Epidaurus is one of the most popular archaeological sites in Greece, reflecting its splendour and magnificence.
Located on the north eastern side of Peloponnese, in the region of Argolis, Epidaurus Greece is world famous for its Ancient Theatre. It’s about an hour and a half from Athens. Among all the ancient theatres, Epidaurus theatre is the most beautiful and best preserved.
The Epidaurus Theatre was constructed in the late 4th century BC to host religious ceremonial events in honor of god Asclepius, whose healing centre was located few steps away.
Famous for its symmetry and the incredible acoustics, this classical theatre is surrounded by lush greenery and gives nice view to the valley below. In summer, it hosts performances of ancient Greek drama.
The theatre is considered to be one of the purest masterpieces of Greek architecture. See it in person and it’ll take your breath away. From any view, whether you’re at the bottom or looking from above, you will be struck with awe at the amazing symmetry. The acoustics are almost perfect from any seat.

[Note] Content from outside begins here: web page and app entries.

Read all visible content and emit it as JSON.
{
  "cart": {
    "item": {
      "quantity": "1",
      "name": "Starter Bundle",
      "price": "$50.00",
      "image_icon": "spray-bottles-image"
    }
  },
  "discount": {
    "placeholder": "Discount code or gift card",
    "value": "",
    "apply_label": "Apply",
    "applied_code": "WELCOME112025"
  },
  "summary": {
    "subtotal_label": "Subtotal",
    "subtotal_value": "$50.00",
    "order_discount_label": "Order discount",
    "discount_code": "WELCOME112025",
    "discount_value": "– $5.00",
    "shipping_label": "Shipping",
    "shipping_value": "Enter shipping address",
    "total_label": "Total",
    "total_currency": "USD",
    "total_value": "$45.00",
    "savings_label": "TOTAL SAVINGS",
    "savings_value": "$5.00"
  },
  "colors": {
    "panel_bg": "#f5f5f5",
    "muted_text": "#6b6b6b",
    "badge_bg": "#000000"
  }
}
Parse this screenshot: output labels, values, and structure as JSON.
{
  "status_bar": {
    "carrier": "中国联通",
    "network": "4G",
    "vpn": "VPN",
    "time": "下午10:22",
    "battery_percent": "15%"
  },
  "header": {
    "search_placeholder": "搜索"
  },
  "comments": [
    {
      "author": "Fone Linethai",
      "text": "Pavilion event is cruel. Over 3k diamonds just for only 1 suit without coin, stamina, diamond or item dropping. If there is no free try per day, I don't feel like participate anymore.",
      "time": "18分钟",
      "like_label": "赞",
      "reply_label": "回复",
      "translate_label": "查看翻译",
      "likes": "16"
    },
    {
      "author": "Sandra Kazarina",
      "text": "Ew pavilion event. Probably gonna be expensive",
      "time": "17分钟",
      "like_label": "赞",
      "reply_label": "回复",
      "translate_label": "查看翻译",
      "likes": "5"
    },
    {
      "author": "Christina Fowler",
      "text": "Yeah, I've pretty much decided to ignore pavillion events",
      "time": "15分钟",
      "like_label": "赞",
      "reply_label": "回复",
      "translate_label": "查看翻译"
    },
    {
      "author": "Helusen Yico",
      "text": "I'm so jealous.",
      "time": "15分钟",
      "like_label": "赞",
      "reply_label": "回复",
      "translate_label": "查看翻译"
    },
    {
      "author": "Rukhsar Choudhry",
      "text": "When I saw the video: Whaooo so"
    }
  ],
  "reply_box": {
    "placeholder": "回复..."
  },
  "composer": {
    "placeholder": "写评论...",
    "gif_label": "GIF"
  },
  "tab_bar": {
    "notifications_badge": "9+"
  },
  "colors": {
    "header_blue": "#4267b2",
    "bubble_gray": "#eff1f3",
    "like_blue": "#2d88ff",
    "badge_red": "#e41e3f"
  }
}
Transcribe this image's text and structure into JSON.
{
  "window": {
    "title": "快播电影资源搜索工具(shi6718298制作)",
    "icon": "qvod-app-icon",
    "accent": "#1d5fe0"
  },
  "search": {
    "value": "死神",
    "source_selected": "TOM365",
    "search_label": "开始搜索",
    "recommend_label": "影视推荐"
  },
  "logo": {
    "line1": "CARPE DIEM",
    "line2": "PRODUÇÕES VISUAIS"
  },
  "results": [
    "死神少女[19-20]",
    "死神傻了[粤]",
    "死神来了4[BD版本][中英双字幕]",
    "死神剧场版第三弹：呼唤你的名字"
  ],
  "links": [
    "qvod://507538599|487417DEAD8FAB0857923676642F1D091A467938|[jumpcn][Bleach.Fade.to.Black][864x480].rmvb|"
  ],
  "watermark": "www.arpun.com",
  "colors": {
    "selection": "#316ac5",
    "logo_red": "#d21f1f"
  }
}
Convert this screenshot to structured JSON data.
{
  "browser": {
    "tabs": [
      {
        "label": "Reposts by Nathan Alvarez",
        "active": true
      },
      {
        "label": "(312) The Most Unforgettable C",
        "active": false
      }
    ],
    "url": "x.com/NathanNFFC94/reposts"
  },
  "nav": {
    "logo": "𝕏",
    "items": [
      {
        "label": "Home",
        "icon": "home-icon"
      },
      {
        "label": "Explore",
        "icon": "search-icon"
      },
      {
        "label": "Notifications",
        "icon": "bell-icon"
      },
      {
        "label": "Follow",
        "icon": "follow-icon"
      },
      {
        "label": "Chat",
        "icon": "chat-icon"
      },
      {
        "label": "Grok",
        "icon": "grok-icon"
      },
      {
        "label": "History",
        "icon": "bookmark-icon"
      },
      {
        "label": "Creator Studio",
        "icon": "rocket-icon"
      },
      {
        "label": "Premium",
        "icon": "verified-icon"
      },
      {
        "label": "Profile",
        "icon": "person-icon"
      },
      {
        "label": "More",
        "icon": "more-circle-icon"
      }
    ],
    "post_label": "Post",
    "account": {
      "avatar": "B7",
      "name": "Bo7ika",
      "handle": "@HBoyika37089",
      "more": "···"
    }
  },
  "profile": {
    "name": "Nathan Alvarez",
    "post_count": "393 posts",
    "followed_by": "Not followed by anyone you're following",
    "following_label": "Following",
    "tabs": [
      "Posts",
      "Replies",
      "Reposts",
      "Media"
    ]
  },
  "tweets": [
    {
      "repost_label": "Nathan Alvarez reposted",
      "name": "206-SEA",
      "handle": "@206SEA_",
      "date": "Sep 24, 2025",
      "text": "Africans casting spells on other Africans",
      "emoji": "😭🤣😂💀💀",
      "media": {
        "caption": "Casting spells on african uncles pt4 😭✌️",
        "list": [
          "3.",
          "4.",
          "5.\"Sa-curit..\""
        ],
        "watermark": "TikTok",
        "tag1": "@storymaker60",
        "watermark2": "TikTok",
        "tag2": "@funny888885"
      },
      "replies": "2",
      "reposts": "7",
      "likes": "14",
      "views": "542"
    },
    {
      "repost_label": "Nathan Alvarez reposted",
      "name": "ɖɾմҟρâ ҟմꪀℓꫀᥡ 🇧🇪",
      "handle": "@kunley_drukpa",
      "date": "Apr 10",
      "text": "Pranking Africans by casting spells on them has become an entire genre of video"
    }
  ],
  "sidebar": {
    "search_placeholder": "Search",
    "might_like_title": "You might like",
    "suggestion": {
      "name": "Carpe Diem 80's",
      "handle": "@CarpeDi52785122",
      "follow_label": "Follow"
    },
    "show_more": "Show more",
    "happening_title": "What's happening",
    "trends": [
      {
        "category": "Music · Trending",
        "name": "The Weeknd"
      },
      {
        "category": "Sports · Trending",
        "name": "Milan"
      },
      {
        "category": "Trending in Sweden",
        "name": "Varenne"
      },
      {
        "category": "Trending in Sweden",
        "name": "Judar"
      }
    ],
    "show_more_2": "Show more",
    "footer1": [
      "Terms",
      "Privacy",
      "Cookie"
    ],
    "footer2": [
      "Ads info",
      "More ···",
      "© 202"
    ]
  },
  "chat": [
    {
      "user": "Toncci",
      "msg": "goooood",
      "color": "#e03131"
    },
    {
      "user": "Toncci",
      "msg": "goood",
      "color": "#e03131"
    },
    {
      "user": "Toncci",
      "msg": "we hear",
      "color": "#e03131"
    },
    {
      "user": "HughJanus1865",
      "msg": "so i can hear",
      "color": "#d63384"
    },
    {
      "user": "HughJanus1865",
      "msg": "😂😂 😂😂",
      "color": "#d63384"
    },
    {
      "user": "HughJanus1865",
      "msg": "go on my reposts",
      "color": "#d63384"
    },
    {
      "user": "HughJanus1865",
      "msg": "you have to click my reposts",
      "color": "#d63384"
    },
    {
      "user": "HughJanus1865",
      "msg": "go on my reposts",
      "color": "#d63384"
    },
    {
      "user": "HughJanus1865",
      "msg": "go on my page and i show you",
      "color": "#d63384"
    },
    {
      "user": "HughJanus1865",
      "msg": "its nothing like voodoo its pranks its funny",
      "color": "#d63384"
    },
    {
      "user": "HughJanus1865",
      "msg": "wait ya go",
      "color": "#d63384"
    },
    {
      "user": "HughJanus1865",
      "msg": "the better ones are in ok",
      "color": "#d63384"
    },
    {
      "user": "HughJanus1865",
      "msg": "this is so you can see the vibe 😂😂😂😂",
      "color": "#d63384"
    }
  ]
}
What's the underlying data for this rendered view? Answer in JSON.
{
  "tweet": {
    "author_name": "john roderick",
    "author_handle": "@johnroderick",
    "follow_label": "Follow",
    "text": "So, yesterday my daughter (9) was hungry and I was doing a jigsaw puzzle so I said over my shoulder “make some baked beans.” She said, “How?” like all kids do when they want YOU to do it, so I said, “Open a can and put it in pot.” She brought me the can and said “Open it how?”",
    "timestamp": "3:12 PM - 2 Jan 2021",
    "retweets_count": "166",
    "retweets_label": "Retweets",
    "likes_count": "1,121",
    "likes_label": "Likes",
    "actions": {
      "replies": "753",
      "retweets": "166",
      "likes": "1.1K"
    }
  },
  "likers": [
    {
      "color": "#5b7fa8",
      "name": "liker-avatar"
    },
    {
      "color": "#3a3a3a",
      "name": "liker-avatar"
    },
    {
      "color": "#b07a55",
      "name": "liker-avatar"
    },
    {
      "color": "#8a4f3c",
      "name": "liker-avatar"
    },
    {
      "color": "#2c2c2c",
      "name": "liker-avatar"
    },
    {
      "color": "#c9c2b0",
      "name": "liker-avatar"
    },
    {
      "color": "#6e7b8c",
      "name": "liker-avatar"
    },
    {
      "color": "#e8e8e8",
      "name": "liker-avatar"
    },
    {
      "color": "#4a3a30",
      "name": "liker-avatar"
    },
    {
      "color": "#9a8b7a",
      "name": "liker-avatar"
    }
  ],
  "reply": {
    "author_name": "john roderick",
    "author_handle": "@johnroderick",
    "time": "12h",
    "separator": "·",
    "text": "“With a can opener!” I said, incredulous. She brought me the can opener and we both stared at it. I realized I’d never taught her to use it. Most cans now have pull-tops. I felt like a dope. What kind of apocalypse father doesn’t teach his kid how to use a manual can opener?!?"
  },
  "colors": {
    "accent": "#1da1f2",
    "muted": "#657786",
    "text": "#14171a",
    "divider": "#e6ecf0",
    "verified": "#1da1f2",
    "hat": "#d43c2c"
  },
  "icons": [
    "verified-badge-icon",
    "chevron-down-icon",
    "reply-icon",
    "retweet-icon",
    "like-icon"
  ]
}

The Asklepieion at Epidaurus gained fame throughout the world for its unique healing practices. It was the 6th century BC when the work began on what was to become known as the cradle of medicine.
The ancient Greeks built a sanctuary for the ill. The sick would be purified in waters from a sacred spring, before they would go to sleep to meet with the gods in their subconscious. The deities would either cure them or give them instructions on the treatment they should follow.
Today its monuments are standing proof of the practice of medicine, and it was believed that healing depended on God. Archaeologists have discovered a large number of medical instruments at the site, which suggests the gods preferred to leave the hard work of healing to man, rather than always do it themselves.
Still, temples around the complex at Epidaurus show how much weight the ancient Greeks placed in the spiritual guidance.